Items from an interface collection:
┌──

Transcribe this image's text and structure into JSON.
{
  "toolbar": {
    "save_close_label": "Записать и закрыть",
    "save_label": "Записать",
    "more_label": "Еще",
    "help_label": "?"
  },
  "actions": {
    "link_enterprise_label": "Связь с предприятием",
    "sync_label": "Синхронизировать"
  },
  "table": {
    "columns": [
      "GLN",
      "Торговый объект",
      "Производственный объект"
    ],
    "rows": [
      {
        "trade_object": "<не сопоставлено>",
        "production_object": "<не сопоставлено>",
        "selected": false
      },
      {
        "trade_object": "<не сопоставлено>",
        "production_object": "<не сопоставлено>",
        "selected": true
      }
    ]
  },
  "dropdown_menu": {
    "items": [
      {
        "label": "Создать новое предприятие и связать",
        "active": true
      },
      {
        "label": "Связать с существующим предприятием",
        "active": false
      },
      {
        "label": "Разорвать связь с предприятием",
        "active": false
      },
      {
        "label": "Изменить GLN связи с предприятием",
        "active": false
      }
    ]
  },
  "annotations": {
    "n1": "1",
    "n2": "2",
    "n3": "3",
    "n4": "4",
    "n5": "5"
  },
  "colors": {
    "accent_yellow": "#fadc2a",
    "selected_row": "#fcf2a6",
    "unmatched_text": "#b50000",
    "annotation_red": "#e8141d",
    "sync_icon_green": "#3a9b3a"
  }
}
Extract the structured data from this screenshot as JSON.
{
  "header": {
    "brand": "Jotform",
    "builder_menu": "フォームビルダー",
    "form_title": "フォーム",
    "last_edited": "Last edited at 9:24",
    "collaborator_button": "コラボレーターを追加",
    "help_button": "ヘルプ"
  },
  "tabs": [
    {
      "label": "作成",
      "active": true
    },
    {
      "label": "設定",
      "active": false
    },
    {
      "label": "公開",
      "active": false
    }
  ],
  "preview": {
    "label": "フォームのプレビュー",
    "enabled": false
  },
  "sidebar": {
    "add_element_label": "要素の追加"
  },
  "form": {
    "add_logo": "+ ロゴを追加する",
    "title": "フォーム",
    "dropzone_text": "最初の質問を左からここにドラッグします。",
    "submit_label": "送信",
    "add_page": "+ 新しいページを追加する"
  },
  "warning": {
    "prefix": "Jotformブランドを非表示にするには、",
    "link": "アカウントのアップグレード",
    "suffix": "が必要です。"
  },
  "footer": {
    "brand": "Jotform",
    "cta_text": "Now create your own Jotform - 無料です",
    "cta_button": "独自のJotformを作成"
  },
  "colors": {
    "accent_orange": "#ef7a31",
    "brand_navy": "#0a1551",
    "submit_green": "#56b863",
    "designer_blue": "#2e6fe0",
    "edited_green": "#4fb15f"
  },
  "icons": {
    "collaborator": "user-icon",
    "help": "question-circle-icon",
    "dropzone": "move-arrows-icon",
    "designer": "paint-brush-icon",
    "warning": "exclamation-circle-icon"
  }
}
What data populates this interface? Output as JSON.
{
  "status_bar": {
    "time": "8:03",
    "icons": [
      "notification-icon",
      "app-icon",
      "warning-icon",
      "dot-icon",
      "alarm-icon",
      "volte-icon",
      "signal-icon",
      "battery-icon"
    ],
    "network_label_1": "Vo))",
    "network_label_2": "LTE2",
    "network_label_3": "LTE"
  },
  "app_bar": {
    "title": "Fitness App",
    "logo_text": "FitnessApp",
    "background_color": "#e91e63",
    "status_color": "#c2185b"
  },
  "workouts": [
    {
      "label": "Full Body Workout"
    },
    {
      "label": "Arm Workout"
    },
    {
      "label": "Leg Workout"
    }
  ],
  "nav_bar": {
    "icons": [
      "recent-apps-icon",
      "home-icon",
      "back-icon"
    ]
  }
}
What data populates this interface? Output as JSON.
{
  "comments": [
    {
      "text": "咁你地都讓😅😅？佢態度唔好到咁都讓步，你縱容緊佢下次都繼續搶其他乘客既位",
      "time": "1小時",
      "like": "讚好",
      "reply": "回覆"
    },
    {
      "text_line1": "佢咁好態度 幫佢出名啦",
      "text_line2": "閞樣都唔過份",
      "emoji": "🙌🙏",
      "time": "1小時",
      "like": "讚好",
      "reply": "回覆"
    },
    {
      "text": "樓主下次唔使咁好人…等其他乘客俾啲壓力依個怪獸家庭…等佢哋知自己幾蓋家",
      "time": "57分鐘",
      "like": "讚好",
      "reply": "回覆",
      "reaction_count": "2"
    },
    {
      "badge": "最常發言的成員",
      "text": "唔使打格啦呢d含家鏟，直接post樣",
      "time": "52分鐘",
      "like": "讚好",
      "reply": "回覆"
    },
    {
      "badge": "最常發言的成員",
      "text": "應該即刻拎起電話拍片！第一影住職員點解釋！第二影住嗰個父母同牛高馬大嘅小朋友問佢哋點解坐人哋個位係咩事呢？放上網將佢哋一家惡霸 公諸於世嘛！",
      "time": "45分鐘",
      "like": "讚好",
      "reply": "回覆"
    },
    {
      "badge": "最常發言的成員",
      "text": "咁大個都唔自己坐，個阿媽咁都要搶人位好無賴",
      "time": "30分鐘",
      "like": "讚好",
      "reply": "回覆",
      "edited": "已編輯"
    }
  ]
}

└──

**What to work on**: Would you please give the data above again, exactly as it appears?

**The completed task**:
Transcribe this image's text and structure into JSON.
{
  "toolbar": {
    "save_close_label": "Записать и закрыть",
    "save_label": "Записать",
    "more_label": "Еще",
    "help_label": "?"
  },
  "actions": {
    "link_enterprise_label": "Связь с предприятием",
    "sync_label": "Синхронизировать"
  },
  "table": {
    "columns": [
      "GLN",
      "Торговый объект",
      "Производственный объект"
    ],
    "rows": [
      {
        "trade_object": "<не сопоставлено>",
        "production_object": "<не сопоставлено>",
        "selected": false
      },
      {
        "trade_object": "<не сопоставлено>",
        "production_object": "<не сопоставлено>",
        "selected": true
      }
    ]
  },
  "dropdown_menu": {
    "items": [
      {
        "label": "Создать новое предприятие и связать",
        "active": true
      },
      {
        "label": "Связать с существующим предприятием",
        "active": false
      },
      {
        "label": "Разорвать связь с предприятием",
        "active": false
      },
      {
        "label": "Изменить GLN связи с предприятием",
        "active": false
      }
    ]
  },
  "annotations": {
    "n1": "1",
    "n2": "2",
    "n3": "3",
    "n4": "4",
    "n5": "5"
  },
  "colors": {
    "accent_yellow": "#fadc2a",
    "selected_row": "#fcf2a6",
    "unmatched_text": "#b50000",
    "annotation_red": "#e8141d",
    "sync_icon_green": "#3a9b3a"
  }
}
Extract the structured data from this screenshot as JSON.
{
  "header": {
    "brand": "Jotform",
    "builder_menu": "フォームビルダー",
    "form_title": "フォーム",
    "last_edited": "Last edited at 9:24",
    "collaborator_button": "コラボレーターを追加",
    "help_button": "ヘルプ"
  },
  "tabs": [
    {
      "label": "作成",
      "active": true
    },
    {
      "label": "設定",
      "active": false
    },
    {
      "label": "公開",
      "active": false
    }
  ],
  "preview": {
    "label": "フォームのプレビュー",
    "enabled": false
  },
  "sidebar": {
    "add_element_label": "要素の追加"
  },
  "form": {
    "add_logo": "+ ロゴを追加する",
    "title": "フォーム",
    "dropzone_text": "最初の質問を左からここにドラッグします。",
    "submit_label": "送信",
    "add_page": "+ 新しいページを追加する"
  },
  "warning": {
    "prefix": "Jotformブランドを非表示にするには、",
    "link": "アカウントのアップグレード",
    "suffix": "が必要です。"
  },
  "footer": {
    "brand": "Jotform",
    "cta_text": "Now create your own Jotform - 無料です",
    "cta_button": "独自のJotformを作成"
  },
  "colors": {
    "accent_orange": "#ef7a31",
    "brand_navy": "#0a1551",
    "submit_green": "#56b863",
    "designer_blue": "#2e6fe0",
    "edited_green": "#4fb15f"
  },
  "icons": {
    "collaborator": "user-icon",
    "help": "question-circle-icon",
    "dropzone": "move-arrows-icon",
    "designer": "paint-brush-icon",
    "warning": "exclamation-circle-icon"
  }
}
What data populates this interface? Output as JSON.
{
  "status_bar": {
    "time": "8:03",
    "icons": [
      "notification-icon",
      "app-icon",
      "warning-icon",
      "dot-icon",
      "alarm-icon",
      "volte-icon",
      "signal-icon",
      "battery-icon"
    ],
    "network_label_1": "Vo))",
    "network_label_2": "LTE2",
    "network_label_3": "LTE"
  },
  "app_bar": {
    "title": "Fitness App",
    "logo_text": "FitnessApp",
    "background_color": "#e91e63",
    "status_color": "#c2185b"
  },
  "workouts": [
    {
      "label": "Full Body Workout"
    },
    {
      "label": "Arm Workout"
    },
    {
      "label": "Leg Workout"
    }
  ],
  "nav_bar": {
    "icons": [
      "recent-apps-icon",
      "home-icon",
      "back-icon"
    ]
  }
}
What data populates this interface? Output as JSON.
{
  "comments": [
    {
      "text": "咁你地都讓😅😅？佢態度唔好到咁都讓步，你縱容緊佢下次都繼續搶其他乘客既位",
      "time": "1小時",
      "like": "讚好",
      "reply": "回覆"
    },
    {
      "text_line1": "佢咁好態度 幫佢出名啦",
      "text_line2": "閞樣都唔過份",
      "emoji": "🙌🙏",
      "time": "1小時",
      "like": "讚好",
      "reply": "回覆"
    },
    {
      "text": "樓主下次唔使咁好人…等其他乘客俾啲壓力依個怪獸家庭…等佢哋知自己幾蓋家",
      "time": "57分鐘",
      "like": "讚好",
      "reply": "回覆",
      "reaction_count": "2"
    },
    {
      "badge": "最常發言的成員",
      "text": "唔使打格啦呢d含家鏟，直接post樣",
      "time": "52分鐘",
      "like": "讚好",
      "reply": "回覆"
    },
    {
      "badge": "最常發言的成員",
      "text": "應該即刻拎起電話拍片！第一影住職員點解釋！第二影住嗰個父母同牛高馬大嘅小朋友問佢哋點解坐人哋個位係咩事呢？放上網將佢哋一家惡霸 公諸於世嘛！",
      "time": "45分鐘",
      "like": "讚好",
      "reply": "回覆"
    },
    {
      "badge": "最常發言的成員",
      "text": "咁大個都唔自己坐，個阿媽咁都要搶人位好無賴",
      "time": "30分鐘",
      "like": "讚好",
      "reply": "回覆",
      "edited": "已編輯"
    }
  ]
}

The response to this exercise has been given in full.